■ GOAL OF THE EXERCISE
Retype the data below in full, keeping every character as it is.

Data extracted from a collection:
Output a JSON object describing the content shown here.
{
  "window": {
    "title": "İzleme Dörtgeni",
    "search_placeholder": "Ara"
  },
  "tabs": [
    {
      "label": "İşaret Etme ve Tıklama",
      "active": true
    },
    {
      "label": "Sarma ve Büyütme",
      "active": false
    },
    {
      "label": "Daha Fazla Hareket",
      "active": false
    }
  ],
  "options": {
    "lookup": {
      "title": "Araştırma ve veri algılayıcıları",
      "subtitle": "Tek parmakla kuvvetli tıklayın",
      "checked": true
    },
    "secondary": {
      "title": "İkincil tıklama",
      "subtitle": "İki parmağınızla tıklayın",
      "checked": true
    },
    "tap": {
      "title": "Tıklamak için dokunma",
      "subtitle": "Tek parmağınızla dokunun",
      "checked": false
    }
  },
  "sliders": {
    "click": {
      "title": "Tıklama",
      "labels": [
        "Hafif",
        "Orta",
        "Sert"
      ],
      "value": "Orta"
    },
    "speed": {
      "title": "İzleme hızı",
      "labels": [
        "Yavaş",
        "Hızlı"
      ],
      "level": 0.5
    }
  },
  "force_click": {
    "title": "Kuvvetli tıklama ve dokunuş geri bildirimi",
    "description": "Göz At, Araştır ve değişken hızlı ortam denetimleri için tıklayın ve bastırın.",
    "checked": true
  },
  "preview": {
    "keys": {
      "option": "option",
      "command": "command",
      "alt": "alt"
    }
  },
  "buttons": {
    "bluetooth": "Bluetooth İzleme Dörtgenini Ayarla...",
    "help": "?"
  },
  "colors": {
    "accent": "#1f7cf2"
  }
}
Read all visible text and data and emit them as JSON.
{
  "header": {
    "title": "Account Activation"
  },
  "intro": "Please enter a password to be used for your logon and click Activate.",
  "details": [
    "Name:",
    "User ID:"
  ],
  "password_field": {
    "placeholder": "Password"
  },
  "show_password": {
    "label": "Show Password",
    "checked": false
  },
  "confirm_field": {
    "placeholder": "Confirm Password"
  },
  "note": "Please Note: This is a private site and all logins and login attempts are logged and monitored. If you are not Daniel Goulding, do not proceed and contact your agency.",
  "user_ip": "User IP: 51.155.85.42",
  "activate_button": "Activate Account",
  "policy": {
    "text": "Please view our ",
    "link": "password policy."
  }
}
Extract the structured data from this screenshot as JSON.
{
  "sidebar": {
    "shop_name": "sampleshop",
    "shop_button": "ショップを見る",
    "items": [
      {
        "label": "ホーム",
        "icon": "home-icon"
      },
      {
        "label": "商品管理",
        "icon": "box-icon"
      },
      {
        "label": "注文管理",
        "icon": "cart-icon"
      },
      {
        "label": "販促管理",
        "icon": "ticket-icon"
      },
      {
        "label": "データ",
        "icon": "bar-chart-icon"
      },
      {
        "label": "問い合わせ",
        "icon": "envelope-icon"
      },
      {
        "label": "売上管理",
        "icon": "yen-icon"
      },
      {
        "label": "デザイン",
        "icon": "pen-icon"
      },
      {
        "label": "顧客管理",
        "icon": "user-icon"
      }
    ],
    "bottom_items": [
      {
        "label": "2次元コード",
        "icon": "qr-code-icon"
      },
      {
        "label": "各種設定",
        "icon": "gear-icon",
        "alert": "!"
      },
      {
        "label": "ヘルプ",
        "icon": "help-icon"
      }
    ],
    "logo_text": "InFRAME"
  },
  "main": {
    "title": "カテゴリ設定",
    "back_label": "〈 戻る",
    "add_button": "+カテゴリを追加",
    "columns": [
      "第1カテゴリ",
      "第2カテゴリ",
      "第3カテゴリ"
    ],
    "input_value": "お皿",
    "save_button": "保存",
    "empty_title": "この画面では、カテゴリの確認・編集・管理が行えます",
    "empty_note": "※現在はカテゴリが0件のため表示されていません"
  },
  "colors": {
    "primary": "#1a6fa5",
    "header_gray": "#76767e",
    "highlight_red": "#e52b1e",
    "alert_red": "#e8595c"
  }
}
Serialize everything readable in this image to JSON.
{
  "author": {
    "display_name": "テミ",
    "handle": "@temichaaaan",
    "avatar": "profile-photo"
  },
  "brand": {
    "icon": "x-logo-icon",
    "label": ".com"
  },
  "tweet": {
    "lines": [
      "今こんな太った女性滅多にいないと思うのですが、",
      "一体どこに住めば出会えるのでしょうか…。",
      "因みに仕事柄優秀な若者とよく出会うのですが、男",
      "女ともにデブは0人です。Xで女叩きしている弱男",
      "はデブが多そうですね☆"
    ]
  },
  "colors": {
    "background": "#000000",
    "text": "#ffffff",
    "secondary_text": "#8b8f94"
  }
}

■ ANSWER FOR THIS EXERCISE
Output a JSON object describing the content shown here.
{
  "window": {
    "title": "İzleme Dörtgeni",
    "search_placeholder": "Ara"
  },
  "tabs": [
    {
      "label": "İşaret Etme ve Tıklama",
      "active": true
    },
    {
      "label": "Sarma ve Büyütme",
      "active": false
    },
    {
      "label": "Daha Fazla Hareket",
      "active": false
    }
  ],
  "options": {
    "lookup": {
      "title": "Araştırma ve veri algılayıcıları",
      "subtitle": "Tek parmakla kuvvetli tıklayın",
      "checked": true
    },
    "secondary": {
      "title": "İkincil tıklama",
      "subtitle": "İki parmağınızla tıklayın",
      "checked": true
    },
    "tap": {
      "title": "Tıklamak için dokunma",
      "subtitle": "Tek parmağınızla dokunun",
      "checked": false
    }
  },
  "sliders": {
    "click": {
      "title": "Tıklama",
      "labels": [
        "Hafif",
        "Orta",
        "Sert"
      ],
      "value": "Orta"
    },
    "speed": {
      "title": "İzleme hızı",
      "labels": [
        "Yavaş",
        "Hızlı"
      ],
      "level": 0.5
    }
  },
  "force_click": {
    "title": "Kuvvetli tıklama ve dokunuş geri bildirimi",
    "description": "Göz At, Araştır ve değişken hızlı ortam denetimleri için tıklayın ve bastırın.",
    "checked": true
  },
  "preview": {
    "keys": {
      "option": "option",
      "command": "command",
      "alt": "alt"
    }
  },
  "buttons": {
    "bluetooth": "Bluetooth İzleme Dörtgenini Ayarla...",
    "help": "?"
  },
  "colors": {
    "accent": "#1f7cf2"
  }
}
Read all visible text and data and emit them as JSON.
{
  "header": {
    "title": "Account Activation"
  },
  "intro": "Please enter a password to be used for your logon and click Activate.",
  "details": [
    "Name:",
    "User ID:"
  ],
  "password_field": {
    "placeholder": "Password"
  },
  "show_password": {
    "label": "Show Password",
    "checked": false
  },
  "confirm_field": {
    "placeholder": "Confirm Password"
  },
  "note": "Please Note: This is a private site and all logins and login attempts are logged and monitored. If you are not Daniel Goulding, do not proceed and contact your agency.",
  "user_ip": "User IP: 51.155.85.42",
  "activate_button": "Activate Account",
  "policy": {
    "text": "Please view our ",
    "link": "password policy."
  }
}
Extract the structured data from this screenshot as JSON.
{
  "sidebar": {
    "shop_name": "sampleshop",
    "shop_button": "ショップを見る",
    "items": [
      {
        "label": "ホーム",
        "icon": "home-icon"
      },
      {
        "label": "商品管理",
        "icon": "box-icon"
      },
      {
        "label": "注文管理",
        "icon": "cart-icon"
      },
      {
        "label": "販促管理",
        "icon": "ticket-icon"
      },
      {
        "label": "データ",
        "icon": "bar-chart-icon"
      },
      {
        "label": "問い合わせ",
        "icon": "envelope-icon"
      },
      {
        "label": "売上管理",
        "icon": "yen-icon"
      },
      {
        "label": "デザイン",
        "icon": "pen-icon"
      },
      {
        "label": "顧客管理",
        "icon": "user-icon"
      }
    ],
    "bottom_items": [
      {
        "label": "2次元コード",
        "icon": "qr-code-icon"
      },
      {
        "label": "各種設定",
        "icon": "gear-icon",
        "alert": "!"
      },
      {
        "label": "ヘルプ",
        "icon": "help-icon"
      }
    ],
    "logo_text": "InFRAME"
  },
  "main": {
    "title": "カテゴリ設定",
    "back_label": "〈 戻る",
    "add_button": "+カテゴリを追加",
    "columns": [
      "第1カテゴリ",
      "第2カテゴリ",
      "第3カテゴリ"
    ],
    "input_value": "お皿",
    "save_button": "保存",
    "empty_title": "この画面では、カテゴリの確認・編集・管理が行えます",
    "empty_note": "※現在はカテゴリが0件のため表示されていません"
  },
  "colors": {
    "primary": "#1a6fa5",
    "header_gray": "#76767e",
    "highlight_red": "#e52b1e",
    "alert_red": "#e8595c"
  }
}
Serialize everything readable in this image to JSON.
{
  "author": {
    "display_name": "テミ",
    "handle": "@temichaaaan",
    "avatar": "profile-photo"
  },
  "brand": {
    "icon": "x-logo-icon",
    "label": ".com"
  },
  "tweet": {
    "lines": [
      "今こんな太った女性滅多にいないと思うのですが、",
      "一体どこに住めば出会えるのでしょうか…。",
      "因みに仕事柄優秀な若者とよく出会うのですが、男",
      "女ともにデブは0人です。Xで女叩きしている弱男",
      "はデブが多そうですね☆"
    ]
  },
  "colors": {
    "background": "#000000",
    "text": "#ffffff",
    "secondary_text": "#8b8f94"
  }
}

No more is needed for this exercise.